The Biofluids Lab, directed by Corinne Lengsfeld, has performed a wide variety of projects applying fluid dynamics principles to address real world problems. Applications include: developing novel encapsulation techniques to improve drug delivery, characterizing damage mechanisms of therapeutic DNA and siRNA, and improving pulmonary drug delivery by quantifying particle deposition for patients on mechanical ventilators. The lab regularly combines theory, computational fluid dynamics (CFD) modeling and experimentation at multiple scales to develop novel solutions.
Recently, fluid-solid interactions have been investigated in collaborative work with the Computational Biomechanics Lab. Fluid-solid modeling crosses the disciplinary lines of traditional CFD and particle transport with those of structural mechanics to investigate current issues in biomechanics.
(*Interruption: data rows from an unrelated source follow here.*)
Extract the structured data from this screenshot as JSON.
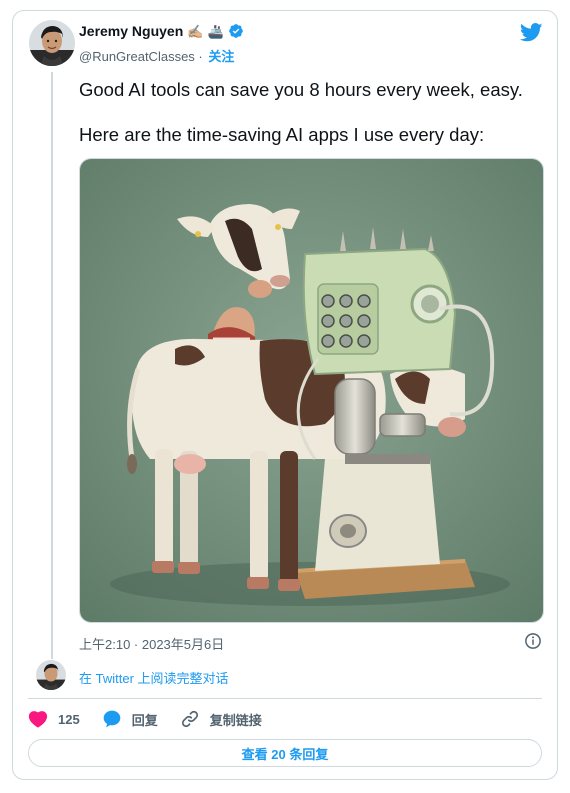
{
  "author": {
    "name": "Jeremy Nguyen",
    "badges": [
      "✍🏼",
      "🚢"
    ],
    "handle": "@RunGreatClasses",
    "separator": "·",
    "follow_label": "关注",
    "verified_icon": "verified-badge-icon"
  },
  "tweet": {
    "paragraphs": [
      "Good AI tools can save you 8 hours every week, easy.",
      "Here are the time-saving AI apps I use every day:"
    ],
    "timestamp": "上午2:10 · 2023年5月6日"
  },
  "thread_link": "在 Twitter 上阅读完整对话",
  "actions": {
    "like_count": "125",
    "reply_label": "回复",
    "copy_link_label": "复制链接"
  },
  "view_replies_label": "查看 20 条回复",
  "colors": {
    "accent": "#1d9bf0",
    "like": "#f91880",
    "text": "#0f1419",
    "secondary": "#536471",
    "border": "#cfd9de",
    "media_background": "#6f8b78"
  },
  "icons": [
    "twitter-bird-icon",
    "info-icon",
    "heart-icon",
    "reply-bubble-icon",
    "link-icon"
  ]
}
Three projects are currently underway:
- Simulating the dynamic behavior of the human lung
- Modeling hydrostatic stiffening effects in bone
- Fluid-enhanced wear of a total knee replacement (TKR) attachment mechanism.
These projects demonstrate capabilities that span biological scales (e.g., the lung model runs from micrometer dimension alveolar sacs to centimeter dimensions for the trachea), strongly couple the tissue/cellular response and fluid mechanics (e.g., hydrostatic stiffening does not occur in dry bone), and in combination with probabilistic methods, drive understanding of the physical behavior (e.g., wear particle transport will be dependent on particle size and shedding location).